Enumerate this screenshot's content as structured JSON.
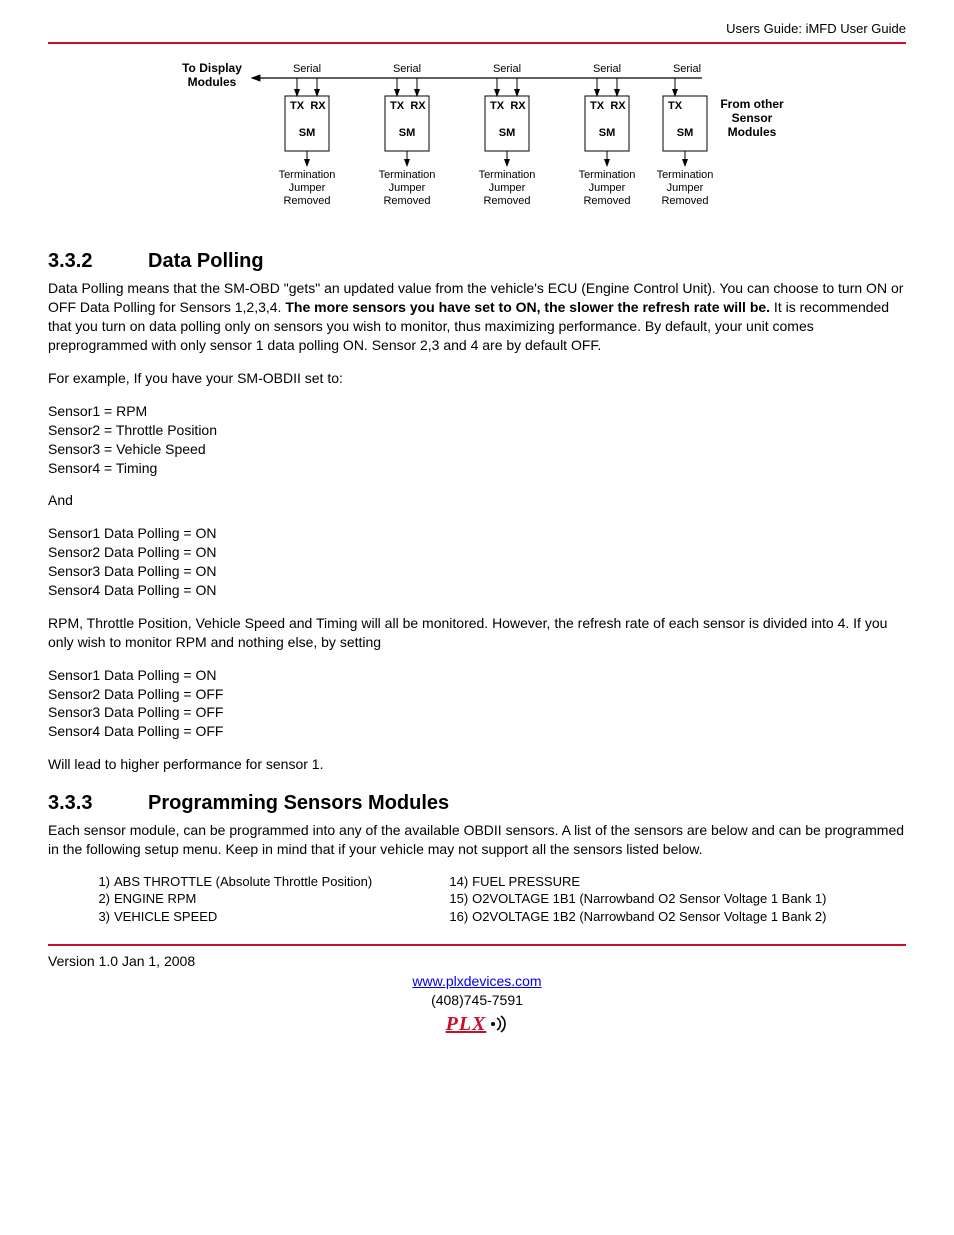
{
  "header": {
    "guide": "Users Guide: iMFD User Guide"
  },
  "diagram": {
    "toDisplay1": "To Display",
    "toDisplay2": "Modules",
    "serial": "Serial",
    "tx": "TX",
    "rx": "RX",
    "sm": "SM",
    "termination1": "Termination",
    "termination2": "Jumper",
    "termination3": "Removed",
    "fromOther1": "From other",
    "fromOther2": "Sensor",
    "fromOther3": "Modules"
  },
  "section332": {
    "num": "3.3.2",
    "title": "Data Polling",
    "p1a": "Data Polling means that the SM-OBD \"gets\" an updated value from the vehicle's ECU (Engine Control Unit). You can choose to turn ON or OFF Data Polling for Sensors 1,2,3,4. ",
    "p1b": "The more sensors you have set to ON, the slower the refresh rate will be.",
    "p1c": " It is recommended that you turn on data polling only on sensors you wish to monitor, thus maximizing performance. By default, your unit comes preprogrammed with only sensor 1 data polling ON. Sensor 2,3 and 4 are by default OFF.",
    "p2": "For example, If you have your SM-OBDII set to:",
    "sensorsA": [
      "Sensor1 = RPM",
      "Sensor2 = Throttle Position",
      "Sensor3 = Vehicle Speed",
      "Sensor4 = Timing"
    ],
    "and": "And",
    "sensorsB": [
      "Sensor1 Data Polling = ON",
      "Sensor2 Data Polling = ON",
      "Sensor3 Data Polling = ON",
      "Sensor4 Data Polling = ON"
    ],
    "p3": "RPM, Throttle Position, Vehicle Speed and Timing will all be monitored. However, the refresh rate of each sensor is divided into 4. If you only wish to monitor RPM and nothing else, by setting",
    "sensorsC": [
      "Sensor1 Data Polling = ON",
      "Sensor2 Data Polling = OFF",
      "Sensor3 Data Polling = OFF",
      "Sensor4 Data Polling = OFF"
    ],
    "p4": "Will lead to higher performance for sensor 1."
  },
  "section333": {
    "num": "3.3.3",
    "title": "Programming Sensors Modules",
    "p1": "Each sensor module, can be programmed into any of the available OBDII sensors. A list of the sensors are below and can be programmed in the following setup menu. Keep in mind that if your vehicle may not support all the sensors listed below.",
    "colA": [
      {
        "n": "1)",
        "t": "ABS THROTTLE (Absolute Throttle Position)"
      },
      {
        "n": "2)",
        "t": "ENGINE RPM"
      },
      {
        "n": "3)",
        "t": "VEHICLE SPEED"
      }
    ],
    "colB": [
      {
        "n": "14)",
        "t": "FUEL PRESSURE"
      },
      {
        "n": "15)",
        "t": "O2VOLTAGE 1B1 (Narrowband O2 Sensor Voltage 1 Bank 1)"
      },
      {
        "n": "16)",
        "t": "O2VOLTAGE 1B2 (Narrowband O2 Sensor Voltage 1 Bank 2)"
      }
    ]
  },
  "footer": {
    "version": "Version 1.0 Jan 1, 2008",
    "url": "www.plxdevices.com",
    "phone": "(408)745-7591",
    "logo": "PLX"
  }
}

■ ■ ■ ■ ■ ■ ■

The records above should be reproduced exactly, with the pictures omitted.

Enumerate this screenshot's content as structured JSON.
{
  "header": {
    "guide": "Users Guide: iMFD User Guide"
  },
  "diagram": {
    "toDisplay1": "To Display",
    "toDisplay2": "Modules",
    "serial": "Serial",
    "tx": "TX",
    "rx": "RX",
    "sm": "SM",
    "termination1": "Termination",
    "termination2": "Jumper",
    "termination3": "Removed",
    "fromOther1": "From other",
    "fromOther2": "Sensor",
    "fromOther3": "Modules"
  },
  "section332": {
    "num": "3.3.2",
    "title": "Data Polling",
    "p1a": "Data Polling means that the SM-OBD \"gets\" an updated value from the vehicle's ECU (Engine Control Unit). You can choose to turn ON or OFF Data Polling for Sensors 1,2,3,4. ",
    "p1b": "The more sensors you have set to ON, the slower the refresh rate will be.",
    "p1c": " It is recommended that you turn on data polling only on sensors you wish to monitor, thus maximizing performance. By default, your unit comes preprogrammed with only sensor 1 data polling ON. Sensor 2,3 and 4 are by default OFF.",
    "p2": "For example, If you have your SM-OBDII set to:",
    "sensorsA": [
      "Sensor1 = RPM",
      "Sensor2 = Throttle Position",
      "Sensor3 = Vehicle Speed",
      "Sensor4 = Timing"
    ],
    "and": "And",
    "sensorsB": [
      "Sensor1 Data Polling = ON",
      "Sensor2 Data Polling = ON",
      "Sensor3 Data Polling = ON",
      "Sensor4 Data Polling = ON"
    ],
    "p3": "RPM, Throttle Position, Vehicle Speed and Timing will all be monitored. However, the refresh rate of each sensor is divided into 4. If you only wish to monitor RPM and nothing else, by setting",
    "sensorsC": [
      "Sensor1 Data Polling = ON",
      "Sensor2 Data Polling = OFF",
      "Sensor3 Data Polling = OFF",
      "Sensor4 Data Polling = OFF"
    ],
    "p4": "Will lead to higher performance for sensor 1."
  },
  "section333": {
    "num": "3.3.3",
    "title": "Programming Sensors Modules",
    "p1": "Each sensor module, can be programmed into any of the available OBDII sensors. A list of the sensors are below and can be programmed in the following setup menu. Keep in mind that if your vehicle may not support all the sensors listed below.",
    "colA": [
      {
        "n": "1)",
        "t": "ABS THROTTLE (Absolute Throttle Position)"
      },
      {
        "n": "2)",
        "t": "ENGINE RPM"
      },
      {
        "n": "3)",
        "t": "VEHICLE SPEED"
      }
    ],
    "colB": [
      {
        "n": "14)",
        "t": "FUEL PRESSURE"
      },
      {
        "n": "15)",
        "t": "O2VOLTAGE 1B1 (Narrowband O2 Sensor Voltage 1 Bank 1)"
      },
      {
        "n": "16)",
        "t": "O2VOLTAGE 1B2 (Narrowband O2 Sensor Voltage 1 Bank 2)"
      }
    ]
  },
  "footer": {
    "version": "Version 1.0 Jan 1, 2008",
    "url": "www.plxdevices.com",
    "phone": "(408)745-7591",
    "logo": "PLX"
  }
}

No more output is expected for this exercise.